After being transferred for work again – this time to Columbus, Ohio – Steinke enrolled at Trinity Lutheran Seminary in Columbus where she earned a Master of Divinity and a Master of Sacred Theology. She did this while still working for American Express.
From there, she ventured across the Atlantic to pursue her Ph.D. in theology from the University of Cambridge in England.
When she returned to the U.S. in 1998, she accepted a call from Hope Lutheran Church in Annandale, Virginia, to serve as pastor for a few years and the Lutheran Theological Seminary at Gettysburg, in Pennsylvania. She would spend the next 15 years at Gettysburg, serving as a professor of theological ethics and public life and as dean of the Seminary.
Then she received the call from Luther.
Her Journey, Part Three
“It’s a great adventure. Every day is different,” Steinke said of her new role at Luther Seminary. “I get to meet a lot of wonderful people – students, staff, faculty, donors, alumni, community leaders. I’m thrilled to be here.”
While she’s excited about her new role, Steinke is also frank about the issues facing higher education today, particularly for students pursuing paths in ministry.
“The real question is, ‘how do we solve those issues creatively in order to educate people for Christian leadership; how do we creatively adapt?’ We need to think outside the box,” she said.
“It’s clear that many young people are not coming to worship in a congregation in traditional ways. It is exciting to lead Luther Seminary as we work with young people to discover the different ways in which God is at work in our world. This generation is very interested in volunteerism; serving overseas; finding and knowing their purpose in the universe.
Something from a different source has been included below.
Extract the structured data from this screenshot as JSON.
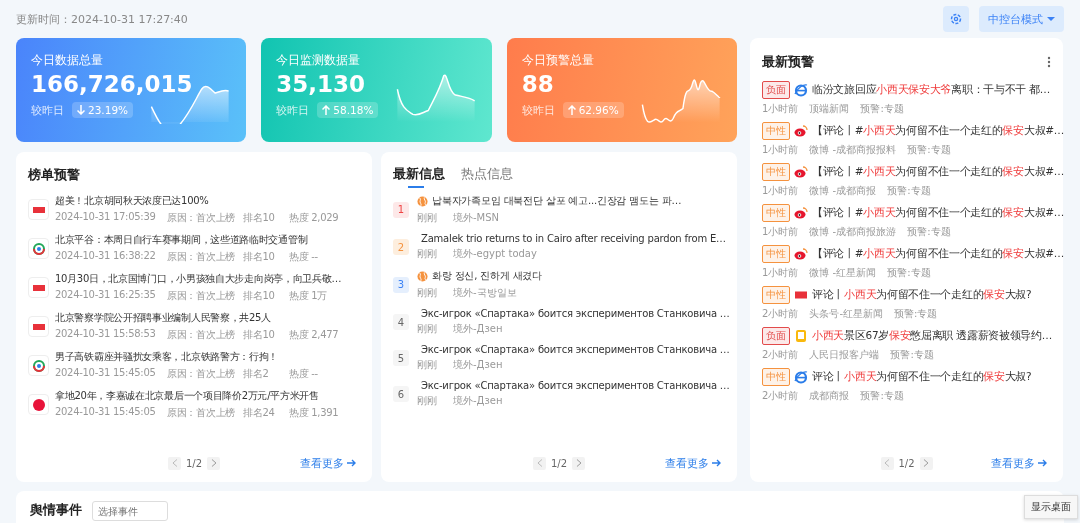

That’s really interesting and exciting.”
“Luther has really been an innovator in the combination of online and residential courses that create more pathways to theological education in a greater variety of forms. The question is, ‘how do we continue to offer that innovation in a way that’s sustainable?’”
Steinke also recognizes the need for Luther to serve as a resource for existing church leaders.
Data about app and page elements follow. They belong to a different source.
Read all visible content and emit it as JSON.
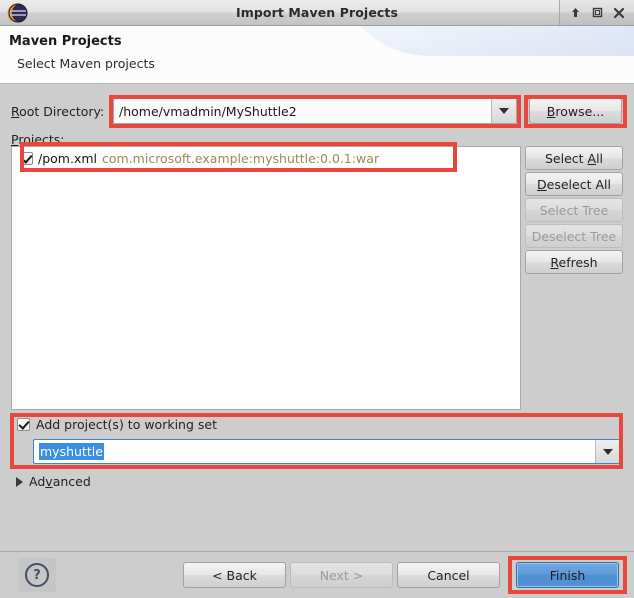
{
  "window": {
    "title": "Import Maven Projects",
    "icon": "eclipse-logo-icon",
    "controls": [
      {
        "name": "shade-icon",
        "glyph": "↑"
      },
      {
        "name": "maximize-icon",
        "glyph": "☐"
      },
      {
        "name": "close-icon",
        "glyph": "✕"
      }
    ]
  },
  "header": {
    "title": "Maven Projects",
    "subtitle": "Select Maven projects"
  },
  "form": {
    "root_directory_label": "Root Directory:",
    "root_directory_mnemonic": "R",
    "root_directory_value": "/home/vmadmin/MyShuttle2",
    "browse_label": "Browse...",
    "browse_mnemonic": "B",
    "projects_label": "Projects:",
    "projects_mnemonic": "P"
  },
  "projects": {
    "rows": [
      {
        "checked": true,
        "name": "/pom.xml",
        "coordinates": "com.microsoft.example:myshuttle:0.0.1:war"
      }
    ]
  },
  "side_buttons": [
    {
      "label": "Select All",
      "pre": "Select ",
      "mnemonic": "A",
      "post": "ll",
      "enabled": true
    },
    {
      "label": "Deselect All",
      "pre": "",
      "mnemonic": "D",
      "post": "eselect All",
      "enabled": true
    },
    {
      "label": "Select Tree",
      "pre": "Select Tree",
      "mnemonic": "",
      "post": "",
      "enabled": false
    },
    {
      "label": "Deselect Tree",
      "pre": "Deselect Tree",
      "mnemonic": "",
      "post": "",
      "enabled": false
    },
    {
      "label": "Refresh",
      "pre": "",
      "mnemonic": "R",
      "post": "efresh",
      "enabled": true
    }
  ],
  "working_set": {
    "checkbox_label": "Add project(s) to working set",
    "checked": true,
    "value": "myshuttle",
    "selected": true
  },
  "advanced": {
    "pre": "Ad",
    "mnemonic": "v",
    "post": "anced",
    "expanded": false
  },
  "footer": {
    "help_glyph": "?",
    "buttons": [
      {
        "label": "< Back",
        "enabled": true,
        "primary": false
      },
      {
        "label": "Next >",
        "enabled": false,
        "primary": false
      },
      {
        "label": "Cancel",
        "enabled": true,
        "primary": false
      },
      {
        "label": "Finish",
        "enabled": true,
        "primary": true
      }
    ]
  },
  "annotations": {
    "color": "#e8473f",
    "count": 5
  }
}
“It’s asking, ‘how do we stir up the imagination?’ We need to get out of our self-contained boxes and find collaborative ways to prepare leaders. We need to ask ourselves, ‘what does it mean to prepare leaders for the church? How do we think about it in new and innovative ways?’”
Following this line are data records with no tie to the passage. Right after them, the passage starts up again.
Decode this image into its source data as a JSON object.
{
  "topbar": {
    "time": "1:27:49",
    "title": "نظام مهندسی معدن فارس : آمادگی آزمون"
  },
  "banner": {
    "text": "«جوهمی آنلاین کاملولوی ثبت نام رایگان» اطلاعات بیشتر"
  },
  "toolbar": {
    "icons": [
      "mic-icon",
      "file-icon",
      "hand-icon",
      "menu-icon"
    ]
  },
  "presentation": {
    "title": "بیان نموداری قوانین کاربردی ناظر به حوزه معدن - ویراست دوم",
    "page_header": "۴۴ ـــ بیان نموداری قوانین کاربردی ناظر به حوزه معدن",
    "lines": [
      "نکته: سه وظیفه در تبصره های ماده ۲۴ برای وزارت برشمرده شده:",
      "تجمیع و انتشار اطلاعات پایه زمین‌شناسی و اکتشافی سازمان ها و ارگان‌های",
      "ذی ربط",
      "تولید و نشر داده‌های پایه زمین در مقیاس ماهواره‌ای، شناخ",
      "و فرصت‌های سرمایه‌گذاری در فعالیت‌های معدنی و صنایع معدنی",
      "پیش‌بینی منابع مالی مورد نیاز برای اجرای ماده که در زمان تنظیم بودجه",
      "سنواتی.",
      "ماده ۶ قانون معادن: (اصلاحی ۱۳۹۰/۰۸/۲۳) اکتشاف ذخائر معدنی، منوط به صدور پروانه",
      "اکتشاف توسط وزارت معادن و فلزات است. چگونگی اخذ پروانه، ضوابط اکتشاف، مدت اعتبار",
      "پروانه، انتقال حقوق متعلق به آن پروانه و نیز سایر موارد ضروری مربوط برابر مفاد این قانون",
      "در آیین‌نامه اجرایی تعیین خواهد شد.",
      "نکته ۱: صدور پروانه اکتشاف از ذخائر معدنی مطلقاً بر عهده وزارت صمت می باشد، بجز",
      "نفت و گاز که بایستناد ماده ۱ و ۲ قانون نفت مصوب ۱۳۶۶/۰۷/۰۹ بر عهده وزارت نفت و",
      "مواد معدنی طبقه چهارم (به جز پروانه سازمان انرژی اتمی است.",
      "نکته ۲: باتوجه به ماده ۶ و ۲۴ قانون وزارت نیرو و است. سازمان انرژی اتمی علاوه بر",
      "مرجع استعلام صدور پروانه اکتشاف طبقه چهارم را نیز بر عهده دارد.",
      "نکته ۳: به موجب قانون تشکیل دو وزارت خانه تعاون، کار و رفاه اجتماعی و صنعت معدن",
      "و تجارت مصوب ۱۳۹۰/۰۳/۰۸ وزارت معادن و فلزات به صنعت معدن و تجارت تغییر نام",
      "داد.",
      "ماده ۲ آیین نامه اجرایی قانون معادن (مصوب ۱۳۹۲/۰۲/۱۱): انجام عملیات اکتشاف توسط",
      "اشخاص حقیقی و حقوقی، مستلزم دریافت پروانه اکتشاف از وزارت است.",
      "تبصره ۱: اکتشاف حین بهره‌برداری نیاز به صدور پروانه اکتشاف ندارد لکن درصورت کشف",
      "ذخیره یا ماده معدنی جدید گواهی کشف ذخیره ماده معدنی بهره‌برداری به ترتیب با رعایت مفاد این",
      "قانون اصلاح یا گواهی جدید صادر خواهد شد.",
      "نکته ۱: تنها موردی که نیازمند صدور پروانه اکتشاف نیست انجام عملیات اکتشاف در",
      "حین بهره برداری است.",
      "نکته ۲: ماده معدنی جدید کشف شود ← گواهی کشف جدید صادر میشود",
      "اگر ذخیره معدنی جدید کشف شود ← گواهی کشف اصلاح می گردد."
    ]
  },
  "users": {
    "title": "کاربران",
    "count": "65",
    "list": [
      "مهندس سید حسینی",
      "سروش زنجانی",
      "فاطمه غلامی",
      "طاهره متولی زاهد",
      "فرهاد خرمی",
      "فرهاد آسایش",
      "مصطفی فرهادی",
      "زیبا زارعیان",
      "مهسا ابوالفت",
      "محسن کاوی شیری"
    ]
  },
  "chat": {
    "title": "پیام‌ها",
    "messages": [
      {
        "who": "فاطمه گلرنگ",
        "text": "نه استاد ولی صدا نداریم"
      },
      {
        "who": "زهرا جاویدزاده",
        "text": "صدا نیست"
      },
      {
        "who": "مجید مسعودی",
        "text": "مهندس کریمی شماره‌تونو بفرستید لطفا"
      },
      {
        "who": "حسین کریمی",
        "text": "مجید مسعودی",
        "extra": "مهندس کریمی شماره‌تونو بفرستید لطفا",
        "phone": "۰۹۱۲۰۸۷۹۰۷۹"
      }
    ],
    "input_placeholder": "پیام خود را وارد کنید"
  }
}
“Certainly we have congregations across this country who are deeply engaged. Yet, we need to open ourselves to some holy imagination to see what this looks like in the future.”
Challenges aside, Steinke is the first one to admit her less-than-obvious journey to seminary president is what makes her well prepared to address the tasks at hand.
“Most people think the best preparation for being seminary president was my work as a pastor or being at American Express,” she said. “Really though, it was being a middle school band instructor.”
“Middle school kids are tough. Most people either love ‘em or hate ‘em. I loved ‘em. I had 200 students who’d never held an instrument before coming into my band room and within three months we had a Christmas concert. That taught me organization and the ability to think on my feet. I think the most important dimension of adapting to multiple vocational trajectories is the gift of a great liberal arts education, where thinking deeply about things that matter is fundamental. That way of being transfers to multiple disciplines and I am very grateful to Augie for that gift.”
Her Current Journey
“I’ve always felt a sense of calling – to use my gifts in service to the world. It wasn’t a calling to be a pastor in a church, in the beginning. Initially, it was to be a teacher. All of my jobs have been rich places to use my gifts and experience deep joy along the way – all of them have been vocation – a calling to something beyond self-interest to service. Ultimately it’s about where you find joy in using your gifts in service to others,” she said.
“At the end of the day, it’s about imagining how to stay true to your mission.”